  • Sports and Recreation – Because thousands flock to tournaments and concerts, event organizers should utilize humidex. When the readings get too high, they can add shaded areas and set up cooling stations in the venue, as well as make the necessary adjustments to any program currently happening.

Implementing Humidex

Organizations intending to take humidex readings in their sites and facilities should do so as soon as possible. Here is a series of steps that health and safety teams can follow to gain long-term benefits:

Step 1: Assess the Need for Humidex and Plan the Approach

The first step is understanding local climate conditions through evaluating historical climate data. If the company sees the need for humidex, top leaders should define the objectives and develop strategies targeting these goals.

Step 2: Select Tools and Technologies

Investing in the right sensor is a must to ensure accurate humidity and temperature readings. The IoT device must be linked with high-quality software and data integration platforms, since these can provide real-time calculation and data analysis. Ideally, the software used for this has a secure cloud storage built-in, making data easily accessible anytime and anywhere.

Step 3: Collect, Analyze, and Share Data

Gathering, processing, and sorting information in an organized manner is vital in making decisions about daily operations and, consequently, worker safety. Aside from setting up real-time monitoring tools, incorporating alert systems is imperative.

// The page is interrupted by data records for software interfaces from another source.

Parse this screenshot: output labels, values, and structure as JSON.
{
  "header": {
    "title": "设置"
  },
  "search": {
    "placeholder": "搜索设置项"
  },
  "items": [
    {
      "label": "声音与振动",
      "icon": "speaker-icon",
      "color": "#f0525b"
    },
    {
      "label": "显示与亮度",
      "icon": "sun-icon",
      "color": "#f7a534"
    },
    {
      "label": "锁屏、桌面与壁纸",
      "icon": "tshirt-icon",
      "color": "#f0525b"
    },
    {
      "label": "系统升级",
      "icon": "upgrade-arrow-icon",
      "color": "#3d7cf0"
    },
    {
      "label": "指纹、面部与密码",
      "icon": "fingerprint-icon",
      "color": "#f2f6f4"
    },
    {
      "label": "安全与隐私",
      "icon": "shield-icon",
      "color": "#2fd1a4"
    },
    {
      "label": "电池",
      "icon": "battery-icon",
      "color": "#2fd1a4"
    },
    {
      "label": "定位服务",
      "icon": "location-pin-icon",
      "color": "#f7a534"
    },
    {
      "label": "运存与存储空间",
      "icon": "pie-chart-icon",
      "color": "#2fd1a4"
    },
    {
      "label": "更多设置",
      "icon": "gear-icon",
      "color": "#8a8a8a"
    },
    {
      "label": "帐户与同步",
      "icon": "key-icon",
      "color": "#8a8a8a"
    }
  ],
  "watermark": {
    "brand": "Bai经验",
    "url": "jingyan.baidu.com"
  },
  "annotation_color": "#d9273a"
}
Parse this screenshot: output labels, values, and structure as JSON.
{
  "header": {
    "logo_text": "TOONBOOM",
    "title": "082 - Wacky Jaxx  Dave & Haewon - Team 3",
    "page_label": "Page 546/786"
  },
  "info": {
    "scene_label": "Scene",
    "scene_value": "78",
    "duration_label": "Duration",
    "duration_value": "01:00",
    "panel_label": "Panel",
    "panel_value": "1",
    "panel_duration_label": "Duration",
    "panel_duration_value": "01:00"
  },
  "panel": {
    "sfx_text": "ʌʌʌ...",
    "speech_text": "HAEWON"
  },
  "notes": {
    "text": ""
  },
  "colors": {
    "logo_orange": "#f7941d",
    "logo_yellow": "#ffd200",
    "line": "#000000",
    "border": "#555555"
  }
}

This system can be configured to send notifications when predefined thresholds are reached, prompting immediate action.

The most important part of this step is information dissemination. Aside from including humidex and other environmental readings during daily toolbox talks, establishing communication channels (e.g., mobile apps, emails, and public address systems) is crucial.

Step 4: Implement Safety Measures

Developing and enforcing safety protocols is the most important phase in the process because it specifies the procedures to prevent and manage heat-related conditions. Here are just a few to consider:

  • Adjust work schedules to avoid peak heat periods.
  • Distribute workloads to employees to minimize heat exposure.
  • Include 10 to 15-minute heat breaks every work hour if delaying or postponing the project is impossible.
  • Provide breathable clothing and cooling vests in the PPE set.
  • Set up shaded areas and hydration stations, especially in remote areas.

Step 5: Review for Continuous Improvements

Ensure the system remains effective and up-to-date by conducting regular performance reviews and implementing feedback mechanisms for employees and other stakeholders. Aside from updating the protocols, refresh training programs based on environmental changes, new technologies, and the latest research.

Eunice Arcilla Caburao
Article by

Eunice Arcilla Caburao

SafetyCulture Content Contributor
Eunice Caburao is a content contributor for SafetyCulture. A registered nurse, theater stage manager, Ultimate Frisbee athlete, and mother, she has written a wide range of topics for over a decade. Eunice draws upon her rich, multidisciplinary background to create informative articles about emerging topics on health, safety, and workplace efficiency.